In addition to guilty-pleasure romance novels and sci-fi classics, patrons of the Santa Fe Public Library will be able to check out seeds to grow produce like heirloom tomatoes and red chiles as a proposed new project moves forward.
This spring, city librarians plan to implement a program that would establish a community-created seed collection, offer lessons on sustainable gardening and raise awareness on the state’s rich agricultural history. Organizers will host two public meetings — one on Thursday and another Oct. 17 — to gather ideas on how to launch the project.
“The idea is to give our community access to seeds — to grow things and learn how to grow things if they don’t already know how,” said Brita Sauer, library services director at the Main Library on Washington Avenue.
Sauer said she spearheaded a similar seed library in Albuquerque in recent years. Before she moved to Santa Fe earlier this year, Sauer said, the seed library was checking out an estimated 4,000 packets of seeds annually — four times the amount checked out in its first year.

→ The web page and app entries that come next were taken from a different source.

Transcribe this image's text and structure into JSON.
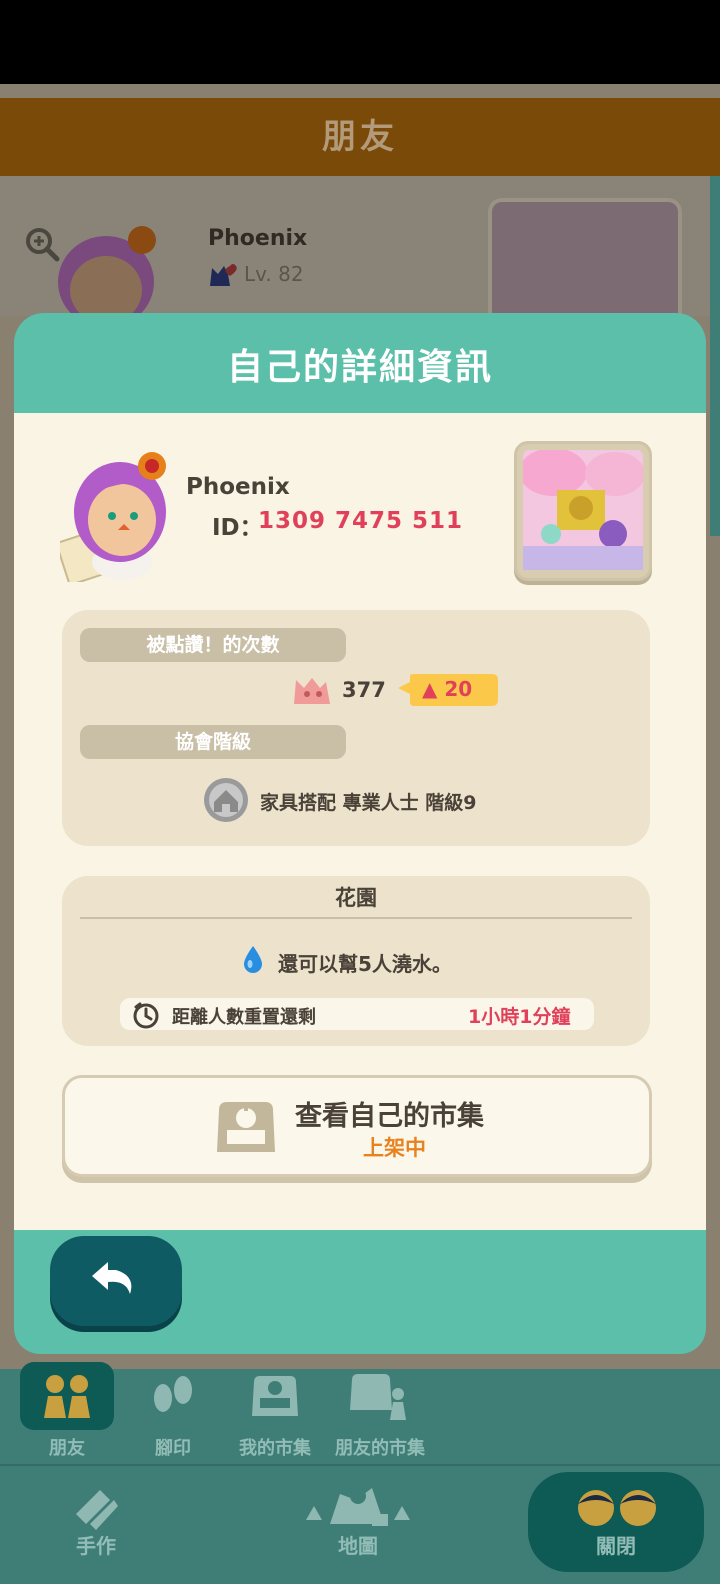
{
  "background": {
    "header_title": "朋友",
    "friend": {
      "name": "Phoenix",
      "level": "Lv. 82"
    }
  },
  "modal": {
    "title": "自己的詳細資訊",
    "profile": {
      "name": "Phoenix",
      "id_label": "ID：",
      "id_value": "1309 7475 511"
    },
    "kudos": {
      "label": "被點讚！的次數",
      "count": "377",
      "delta": "▲ 20"
    },
    "rank": {
      "label": "協會階級",
      "value": "家具搭配 專業人士 階級9"
    },
    "garden": {
      "title": "花園",
      "water_text": "還可以幫5人澆水。",
      "reset_label": "距離人數重置還剩",
      "reset_time": "1小時1分鐘"
    },
    "market_button": {
      "label": "查看自己的市集",
      "status": "上架中"
    }
  },
  "bottom_nav": {
    "row1": [
      {
        "label": "朋友",
        "icon": "friends-icon"
      },
      {
        "label": "腳印",
        "icon": "footprints-icon"
      },
      {
        "label": "我的市集",
        "icon": "my-market-icon"
      },
      {
        "label": "朋友的市集",
        "icon": "friends-market-icon"
      }
    ],
    "row2": [
      {
        "label": "手作",
        "icon": "crafting-icon"
      },
      {
        "label": "地圖",
        "icon": "map-icon"
      },
      {
        "label": "關閉",
        "icon": "close-friends-icon"
      }
    ]
  },
  "colors": {
    "teal": "#5bbfaa",
    "dark_teal": "#0f5b63",
    "accent_pink": "#e0405a",
    "accent_orange": "#e8821e",
    "badge_yellow": "#fbc84a",
    "cream": "#f9f4e3"
  }
}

In Santa Fe, she said, a seed library could be equally — if not more — successful.
“There’s an older agricultural tradition up here, I think,” Sauer said. “… People in Santa Fe are invested in their food supply.”
Tom Dominguez, an agricultural agent for the Santa Fe County Extension Service and coordinator of the Santa Fe Master Gardener Association, is optimistic about the project.
“I think we are one of the leading counties or areas for local food, local farming, local agriculture,” he said. “I think [the seed library] is in great demand. I think it would be well utilized.”
Sauer is drawn to the project, she said, because of her own love for gardening and raising local foods. For her, the most important part of the seed collection would be its impact on those involved. “The most precious thing to me in terms of the project down in Albuquerque — and I hope will be here — is just the sense of community that is formed,” Sauer said.
While a library is an important community resource, she said, a seed library goes a step further: “It’s different because the community is creating the collection.”
The intent: Participants will bring seeds home, grow plants from them and then donate harvested seeds to the library to expand the collection.
Though, donations would not be required. Eventually, Sauer said, the library would host “community seed-packing nights,” in which participants would gather seed donations, clean them and prep them for the collection’s checkout system.
In Albuquerque, Sauer said, most of the seeds checked out were for peppers, chiles, squash and other “more summer garden type things.”
The seeds donated back to the library were mainly cilantro, a wide variety of sunflowers and lettuce. Though she expects Santa Fe’s seed library to produce similar herbs, plants and flowers, “It’s a different climate than Albuquerque, so there could be differences represented,” she said.
Participation, Sauer said, would strengthen the local seed stock and food supply, as well as stir conversations “about where our food comes from, the challenges to our food supply and the roles we play in that big picture.”
One goal, Sauer said, is to teach consumers how to avoid cross-pollination and other “compromising techniques.”
Dominguez said more and more people are moving toward local foods, which he said are generally more ethically produced, organic and fresh.
“Growing local and consuming local is a big deal — not just here in New Mexico, but all over the world,” he said. “For people to learn more about that and access that is a great thing.”
Sauer said the seed library could launch as early as March. It’s still uncertain whether the library system will have a seed collection at all three locations or if it will create a pop-up-style collection that could move from one place to the next.
“That’s what we’d like to know from the community: how’d they’d like to use a seed library and what they’d like to see represented in the collection,” she said.
Sauer — who calls gardening “seed therapy” — said she hopes the seed library will inspire Santa Feans. “Seeds are cool, bottom line,” she said. “They’re beautiful, and there’s a lot of pleasure seeing the life cycle of a plant.”